Task details:
Please write the data out once more, exactly as it is given.

══════════

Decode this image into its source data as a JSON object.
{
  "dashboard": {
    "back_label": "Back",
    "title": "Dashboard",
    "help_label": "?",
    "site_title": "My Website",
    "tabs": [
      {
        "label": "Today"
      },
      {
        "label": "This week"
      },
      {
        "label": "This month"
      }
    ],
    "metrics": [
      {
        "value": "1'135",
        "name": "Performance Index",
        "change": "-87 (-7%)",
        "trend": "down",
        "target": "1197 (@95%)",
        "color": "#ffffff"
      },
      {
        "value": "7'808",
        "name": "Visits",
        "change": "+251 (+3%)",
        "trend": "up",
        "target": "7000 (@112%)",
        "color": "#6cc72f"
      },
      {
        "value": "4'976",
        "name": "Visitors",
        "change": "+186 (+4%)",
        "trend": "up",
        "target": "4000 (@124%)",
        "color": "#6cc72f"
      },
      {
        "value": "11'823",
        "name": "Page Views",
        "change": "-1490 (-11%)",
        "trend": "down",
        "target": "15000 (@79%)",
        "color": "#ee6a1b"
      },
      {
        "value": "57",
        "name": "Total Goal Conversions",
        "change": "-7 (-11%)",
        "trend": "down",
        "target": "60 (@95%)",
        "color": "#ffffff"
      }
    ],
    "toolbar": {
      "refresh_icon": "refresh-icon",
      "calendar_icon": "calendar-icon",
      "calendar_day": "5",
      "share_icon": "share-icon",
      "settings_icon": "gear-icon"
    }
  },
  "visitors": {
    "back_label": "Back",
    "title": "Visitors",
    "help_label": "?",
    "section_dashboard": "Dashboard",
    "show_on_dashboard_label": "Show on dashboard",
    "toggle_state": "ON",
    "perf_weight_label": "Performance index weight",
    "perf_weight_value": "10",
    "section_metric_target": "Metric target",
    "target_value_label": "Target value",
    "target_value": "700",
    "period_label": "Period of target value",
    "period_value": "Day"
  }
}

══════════

Solved exercise:
Decode this image into its source data as a JSON object.
{
  "dashboard": {
    "back_label": "Back",
    "title": "Dashboard",
    "help_label": "?",
    "site_title": "My Website",
    "tabs": [
      {
        "label": "Today"
      },
      {
        "label": "This week"
      },
      {
        "label": "This month"
      }
    ],
    "metrics": [
      {
        "value": "1'135",
        "name": "Performance Index",
        "change": "-87 (-7%)",
        "trend": "down",
        "target": "1197 (@95%)",
        "color": "#ffffff"
      },
      {
        "value": "7'808",
        "name": "Visits",
        "change": "+251 (+3%)",
        "trend": "up",
        "target": "7000 (@112%)",
        "color": "#6cc72f"
      },
      {
        "value": "4'976",
        "name": "Visitors",
        "change": "+186 (+4%)",
        "trend": "up",
        "target": "4000 (@124%)",
        "color": "#6cc72f"
      },
      {
        "value": "11'823",
        "name": "Page Views",
        "change": "-1490 (-11%)",
        "trend": "down",
        "target": "15000 (@79%)",
        "color": "#ee6a1b"
      },
      {
        "value": "57",
        "name": "Total Goal Conversions",
        "change": "-7 (-11%)",
        "trend": "down",
        "target": "60 (@95%)",
        "color": "#ffffff"
      }
    ],
    "toolbar": {
      "refresh_icon": "refresh-icon",
      "calendar_icon": "calendar-icon",
      "calendar_day": "5",
      "share_icon": "share-icon",
      "settings_icon": "gear-icon"
    }
  },
  "visitors": {
    "back_label": "Back",
    "title": "Visitors",
    "help_label": "?",
    "section_dashboard": "Dashboard",
    "show_on_dashboard_label": "Show on dashboard",
    "toggle_state": "ON",
    "perf_weight_label": "Performance index weight",
    "perf_weight_value": "10",
    "section_metric_target": "Metric target",
    "target_value_label": "Target value",
    "target_value": "700",
    "period_label": "Period of target value",
    "period_value": "Day"
  }
}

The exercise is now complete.